▸ **WORK ORDER**
Where a line in the listing below contains the word "this", copy that line.

▸ **RECORD SET**
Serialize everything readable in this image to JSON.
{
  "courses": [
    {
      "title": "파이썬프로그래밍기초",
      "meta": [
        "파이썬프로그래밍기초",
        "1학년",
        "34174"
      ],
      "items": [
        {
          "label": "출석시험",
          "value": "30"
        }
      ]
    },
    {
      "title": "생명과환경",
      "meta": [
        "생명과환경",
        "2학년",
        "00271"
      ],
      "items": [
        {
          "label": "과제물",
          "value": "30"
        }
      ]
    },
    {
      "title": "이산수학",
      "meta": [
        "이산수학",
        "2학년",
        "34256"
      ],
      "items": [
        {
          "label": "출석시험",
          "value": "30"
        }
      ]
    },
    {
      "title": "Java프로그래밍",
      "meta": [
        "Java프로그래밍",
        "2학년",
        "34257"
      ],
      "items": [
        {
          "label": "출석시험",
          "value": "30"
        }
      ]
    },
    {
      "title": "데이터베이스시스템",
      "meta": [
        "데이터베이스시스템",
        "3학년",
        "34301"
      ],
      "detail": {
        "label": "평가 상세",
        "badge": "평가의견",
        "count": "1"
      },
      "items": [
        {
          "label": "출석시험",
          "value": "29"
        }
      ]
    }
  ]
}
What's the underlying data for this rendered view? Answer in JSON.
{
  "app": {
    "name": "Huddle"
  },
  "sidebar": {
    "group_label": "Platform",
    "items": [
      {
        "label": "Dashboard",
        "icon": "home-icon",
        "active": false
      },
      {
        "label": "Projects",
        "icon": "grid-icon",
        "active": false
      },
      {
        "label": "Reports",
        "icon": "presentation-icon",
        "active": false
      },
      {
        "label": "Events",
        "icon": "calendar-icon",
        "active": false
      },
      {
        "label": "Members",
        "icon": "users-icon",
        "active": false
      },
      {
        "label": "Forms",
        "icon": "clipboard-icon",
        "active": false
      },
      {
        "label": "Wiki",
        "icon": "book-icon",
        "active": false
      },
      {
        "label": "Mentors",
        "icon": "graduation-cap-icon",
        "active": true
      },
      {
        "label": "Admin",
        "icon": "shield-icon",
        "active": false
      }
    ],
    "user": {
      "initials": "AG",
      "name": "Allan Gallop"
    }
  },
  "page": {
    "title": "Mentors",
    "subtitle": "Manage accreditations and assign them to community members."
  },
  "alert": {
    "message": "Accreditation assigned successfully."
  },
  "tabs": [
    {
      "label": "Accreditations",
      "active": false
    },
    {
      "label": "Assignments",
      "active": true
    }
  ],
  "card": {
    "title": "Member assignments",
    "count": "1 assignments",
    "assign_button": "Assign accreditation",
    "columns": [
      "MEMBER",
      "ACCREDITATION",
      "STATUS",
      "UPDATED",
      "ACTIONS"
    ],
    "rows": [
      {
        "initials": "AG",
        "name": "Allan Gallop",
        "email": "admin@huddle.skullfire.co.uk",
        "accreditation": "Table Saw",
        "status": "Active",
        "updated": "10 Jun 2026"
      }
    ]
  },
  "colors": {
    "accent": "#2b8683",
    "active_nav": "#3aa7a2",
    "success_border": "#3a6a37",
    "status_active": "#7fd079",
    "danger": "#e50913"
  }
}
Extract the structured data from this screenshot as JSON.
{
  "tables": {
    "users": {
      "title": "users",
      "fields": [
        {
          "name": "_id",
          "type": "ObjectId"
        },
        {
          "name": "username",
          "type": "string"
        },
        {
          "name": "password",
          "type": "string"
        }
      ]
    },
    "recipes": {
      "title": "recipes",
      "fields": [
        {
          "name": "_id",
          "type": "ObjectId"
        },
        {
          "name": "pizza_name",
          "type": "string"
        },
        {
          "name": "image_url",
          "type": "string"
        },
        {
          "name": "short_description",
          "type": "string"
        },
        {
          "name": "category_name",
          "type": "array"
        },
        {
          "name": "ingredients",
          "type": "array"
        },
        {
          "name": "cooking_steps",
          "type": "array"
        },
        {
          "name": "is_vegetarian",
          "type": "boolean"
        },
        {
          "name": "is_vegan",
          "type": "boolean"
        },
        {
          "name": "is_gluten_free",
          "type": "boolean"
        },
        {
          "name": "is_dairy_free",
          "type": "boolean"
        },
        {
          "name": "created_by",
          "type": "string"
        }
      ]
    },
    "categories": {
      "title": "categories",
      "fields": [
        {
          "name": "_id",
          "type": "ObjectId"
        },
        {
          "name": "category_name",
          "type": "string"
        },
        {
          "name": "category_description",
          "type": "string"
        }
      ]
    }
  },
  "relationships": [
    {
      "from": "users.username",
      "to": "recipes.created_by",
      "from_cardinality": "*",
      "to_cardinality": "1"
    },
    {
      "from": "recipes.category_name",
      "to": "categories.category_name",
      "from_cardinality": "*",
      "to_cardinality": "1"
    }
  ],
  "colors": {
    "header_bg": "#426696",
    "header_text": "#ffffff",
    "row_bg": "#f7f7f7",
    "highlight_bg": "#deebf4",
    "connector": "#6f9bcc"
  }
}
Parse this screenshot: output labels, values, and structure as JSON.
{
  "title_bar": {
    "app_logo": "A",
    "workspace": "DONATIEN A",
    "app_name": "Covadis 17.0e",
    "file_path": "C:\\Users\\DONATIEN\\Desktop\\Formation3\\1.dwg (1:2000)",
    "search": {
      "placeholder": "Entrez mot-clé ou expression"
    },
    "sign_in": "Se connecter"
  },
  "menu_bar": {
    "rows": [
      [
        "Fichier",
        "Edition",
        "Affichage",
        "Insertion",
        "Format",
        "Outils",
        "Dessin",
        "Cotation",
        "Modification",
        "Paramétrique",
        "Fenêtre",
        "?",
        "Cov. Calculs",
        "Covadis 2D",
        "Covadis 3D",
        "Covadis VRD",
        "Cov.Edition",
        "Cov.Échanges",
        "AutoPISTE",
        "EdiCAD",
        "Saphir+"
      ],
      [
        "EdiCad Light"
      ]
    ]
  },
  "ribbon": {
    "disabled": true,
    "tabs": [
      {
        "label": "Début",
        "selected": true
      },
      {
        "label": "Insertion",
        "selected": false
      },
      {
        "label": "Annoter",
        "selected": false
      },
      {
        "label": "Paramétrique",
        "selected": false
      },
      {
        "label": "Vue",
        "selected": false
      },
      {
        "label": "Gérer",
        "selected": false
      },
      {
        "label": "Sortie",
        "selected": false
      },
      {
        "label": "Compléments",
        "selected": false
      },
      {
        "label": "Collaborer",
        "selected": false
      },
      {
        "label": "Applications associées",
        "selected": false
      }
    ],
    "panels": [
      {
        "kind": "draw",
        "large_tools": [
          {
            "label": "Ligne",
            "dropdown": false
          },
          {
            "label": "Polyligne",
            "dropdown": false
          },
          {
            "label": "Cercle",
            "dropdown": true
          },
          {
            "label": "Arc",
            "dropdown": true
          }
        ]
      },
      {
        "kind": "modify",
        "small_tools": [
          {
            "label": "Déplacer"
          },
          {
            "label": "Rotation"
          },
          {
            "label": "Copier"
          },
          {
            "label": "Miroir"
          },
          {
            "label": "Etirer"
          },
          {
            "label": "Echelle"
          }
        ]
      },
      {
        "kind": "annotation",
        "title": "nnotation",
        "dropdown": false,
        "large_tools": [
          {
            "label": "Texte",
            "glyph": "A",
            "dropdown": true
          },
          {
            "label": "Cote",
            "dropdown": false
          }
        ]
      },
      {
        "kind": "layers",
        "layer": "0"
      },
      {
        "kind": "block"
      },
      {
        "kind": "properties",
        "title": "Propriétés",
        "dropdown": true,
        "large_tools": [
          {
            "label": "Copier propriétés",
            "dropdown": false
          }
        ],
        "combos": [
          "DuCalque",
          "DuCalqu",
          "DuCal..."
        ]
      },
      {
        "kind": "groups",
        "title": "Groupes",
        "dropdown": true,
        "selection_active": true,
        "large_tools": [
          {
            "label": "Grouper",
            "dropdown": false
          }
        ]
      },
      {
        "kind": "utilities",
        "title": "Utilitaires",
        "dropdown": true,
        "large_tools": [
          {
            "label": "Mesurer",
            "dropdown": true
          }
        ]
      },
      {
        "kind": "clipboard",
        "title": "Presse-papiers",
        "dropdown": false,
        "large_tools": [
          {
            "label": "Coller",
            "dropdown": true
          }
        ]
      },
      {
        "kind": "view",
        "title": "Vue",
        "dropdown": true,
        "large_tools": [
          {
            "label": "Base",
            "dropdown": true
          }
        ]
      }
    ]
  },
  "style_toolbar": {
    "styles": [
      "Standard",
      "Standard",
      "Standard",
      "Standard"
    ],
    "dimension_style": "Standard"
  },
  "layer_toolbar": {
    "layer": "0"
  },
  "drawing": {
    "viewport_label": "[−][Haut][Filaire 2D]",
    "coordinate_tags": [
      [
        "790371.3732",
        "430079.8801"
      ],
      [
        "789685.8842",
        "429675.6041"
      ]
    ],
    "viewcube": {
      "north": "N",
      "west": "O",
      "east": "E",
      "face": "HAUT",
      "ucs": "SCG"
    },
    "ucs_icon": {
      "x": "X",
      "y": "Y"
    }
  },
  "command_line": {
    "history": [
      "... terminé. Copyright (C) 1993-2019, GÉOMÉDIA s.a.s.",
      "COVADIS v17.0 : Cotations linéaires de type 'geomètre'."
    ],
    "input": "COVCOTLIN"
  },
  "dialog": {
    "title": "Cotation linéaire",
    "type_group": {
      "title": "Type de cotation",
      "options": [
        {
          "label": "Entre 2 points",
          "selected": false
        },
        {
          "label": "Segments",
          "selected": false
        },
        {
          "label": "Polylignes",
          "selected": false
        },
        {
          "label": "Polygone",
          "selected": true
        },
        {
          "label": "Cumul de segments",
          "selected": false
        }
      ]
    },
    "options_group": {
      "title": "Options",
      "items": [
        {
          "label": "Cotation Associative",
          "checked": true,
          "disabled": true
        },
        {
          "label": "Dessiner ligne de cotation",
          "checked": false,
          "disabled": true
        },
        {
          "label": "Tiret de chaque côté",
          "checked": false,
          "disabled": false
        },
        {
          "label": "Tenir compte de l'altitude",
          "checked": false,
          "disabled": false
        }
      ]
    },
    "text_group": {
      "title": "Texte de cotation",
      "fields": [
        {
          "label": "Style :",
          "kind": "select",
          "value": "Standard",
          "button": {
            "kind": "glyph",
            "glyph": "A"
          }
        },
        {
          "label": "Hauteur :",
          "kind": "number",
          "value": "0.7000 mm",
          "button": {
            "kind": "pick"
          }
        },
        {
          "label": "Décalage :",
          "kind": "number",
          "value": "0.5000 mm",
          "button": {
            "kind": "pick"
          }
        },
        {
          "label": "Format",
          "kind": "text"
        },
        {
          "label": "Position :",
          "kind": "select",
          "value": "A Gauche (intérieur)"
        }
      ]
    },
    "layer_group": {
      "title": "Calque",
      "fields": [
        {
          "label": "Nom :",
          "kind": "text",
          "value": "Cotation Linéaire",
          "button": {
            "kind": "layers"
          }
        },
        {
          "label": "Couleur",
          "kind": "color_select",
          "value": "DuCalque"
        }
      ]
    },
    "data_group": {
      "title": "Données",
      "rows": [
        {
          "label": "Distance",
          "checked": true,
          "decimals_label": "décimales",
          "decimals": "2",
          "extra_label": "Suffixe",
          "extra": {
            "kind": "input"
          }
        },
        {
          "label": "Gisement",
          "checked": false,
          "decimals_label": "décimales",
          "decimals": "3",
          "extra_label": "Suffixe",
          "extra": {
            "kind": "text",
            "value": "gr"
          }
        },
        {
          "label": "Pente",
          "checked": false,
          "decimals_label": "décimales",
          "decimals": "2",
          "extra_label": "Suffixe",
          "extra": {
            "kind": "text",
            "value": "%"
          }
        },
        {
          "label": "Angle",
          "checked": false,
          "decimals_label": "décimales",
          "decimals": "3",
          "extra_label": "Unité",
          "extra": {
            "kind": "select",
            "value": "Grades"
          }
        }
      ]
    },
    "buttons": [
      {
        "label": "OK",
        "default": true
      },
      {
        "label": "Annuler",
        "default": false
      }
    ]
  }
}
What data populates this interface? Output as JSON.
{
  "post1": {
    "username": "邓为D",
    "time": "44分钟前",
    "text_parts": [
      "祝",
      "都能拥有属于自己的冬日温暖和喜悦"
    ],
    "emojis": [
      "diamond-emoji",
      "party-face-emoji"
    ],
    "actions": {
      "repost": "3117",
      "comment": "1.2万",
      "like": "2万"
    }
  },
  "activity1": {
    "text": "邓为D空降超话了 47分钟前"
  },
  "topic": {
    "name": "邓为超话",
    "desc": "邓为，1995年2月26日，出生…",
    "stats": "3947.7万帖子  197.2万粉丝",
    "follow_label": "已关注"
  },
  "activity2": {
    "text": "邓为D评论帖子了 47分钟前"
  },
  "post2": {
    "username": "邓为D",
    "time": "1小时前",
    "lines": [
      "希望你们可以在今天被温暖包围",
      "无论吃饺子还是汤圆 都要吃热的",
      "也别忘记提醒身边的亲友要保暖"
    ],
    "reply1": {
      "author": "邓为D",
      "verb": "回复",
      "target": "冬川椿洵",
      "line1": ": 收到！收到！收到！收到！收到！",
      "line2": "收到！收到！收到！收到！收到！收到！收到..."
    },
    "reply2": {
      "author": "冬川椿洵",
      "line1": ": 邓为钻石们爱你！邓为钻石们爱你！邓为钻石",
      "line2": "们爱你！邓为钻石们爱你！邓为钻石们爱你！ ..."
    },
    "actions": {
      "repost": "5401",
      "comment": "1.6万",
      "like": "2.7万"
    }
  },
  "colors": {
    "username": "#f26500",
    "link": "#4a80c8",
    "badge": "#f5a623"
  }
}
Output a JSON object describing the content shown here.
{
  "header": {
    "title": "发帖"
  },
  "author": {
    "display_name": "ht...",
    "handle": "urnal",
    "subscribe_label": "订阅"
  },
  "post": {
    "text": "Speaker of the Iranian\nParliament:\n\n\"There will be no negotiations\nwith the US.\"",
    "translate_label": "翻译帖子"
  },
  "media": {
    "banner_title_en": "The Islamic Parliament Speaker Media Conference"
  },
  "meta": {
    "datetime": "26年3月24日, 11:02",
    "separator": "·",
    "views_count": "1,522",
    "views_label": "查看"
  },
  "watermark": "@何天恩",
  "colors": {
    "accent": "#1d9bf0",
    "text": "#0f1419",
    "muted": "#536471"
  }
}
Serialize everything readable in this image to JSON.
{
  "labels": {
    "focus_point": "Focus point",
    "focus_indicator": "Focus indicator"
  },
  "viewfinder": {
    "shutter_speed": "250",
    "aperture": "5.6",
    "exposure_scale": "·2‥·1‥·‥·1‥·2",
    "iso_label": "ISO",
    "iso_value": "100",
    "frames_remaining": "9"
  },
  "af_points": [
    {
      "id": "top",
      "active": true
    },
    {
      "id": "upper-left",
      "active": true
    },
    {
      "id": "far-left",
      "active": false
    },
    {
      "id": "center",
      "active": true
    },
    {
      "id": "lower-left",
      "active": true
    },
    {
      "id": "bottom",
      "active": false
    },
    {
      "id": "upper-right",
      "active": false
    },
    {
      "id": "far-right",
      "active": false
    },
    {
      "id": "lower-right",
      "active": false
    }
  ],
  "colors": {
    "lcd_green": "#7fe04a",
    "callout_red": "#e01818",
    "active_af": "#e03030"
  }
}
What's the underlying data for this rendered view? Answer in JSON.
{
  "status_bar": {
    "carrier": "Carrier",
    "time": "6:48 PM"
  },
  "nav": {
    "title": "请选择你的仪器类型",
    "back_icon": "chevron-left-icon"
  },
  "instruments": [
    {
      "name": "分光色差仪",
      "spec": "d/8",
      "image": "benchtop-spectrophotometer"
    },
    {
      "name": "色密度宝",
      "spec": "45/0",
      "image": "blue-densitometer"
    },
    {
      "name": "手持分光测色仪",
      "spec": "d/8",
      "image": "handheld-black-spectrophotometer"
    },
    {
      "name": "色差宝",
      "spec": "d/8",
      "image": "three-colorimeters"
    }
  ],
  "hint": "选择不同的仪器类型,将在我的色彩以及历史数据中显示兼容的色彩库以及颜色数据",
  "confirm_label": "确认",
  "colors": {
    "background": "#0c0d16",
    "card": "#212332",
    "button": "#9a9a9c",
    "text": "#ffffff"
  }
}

▸ **ANSWER BELOW**
Serialize everything readable in this image to JSON.
What's the underlying data for this rendered view? Answer in JSON.
Extract the structured data from this screenshot as JSON.
Parse this screenshot: output labels, values, and structure as JSON.
What data populates this interface? Output as JSON.
Serialize everything readable in this image to JSON.
What's the underlying data for this rendered view? Answer in JSON.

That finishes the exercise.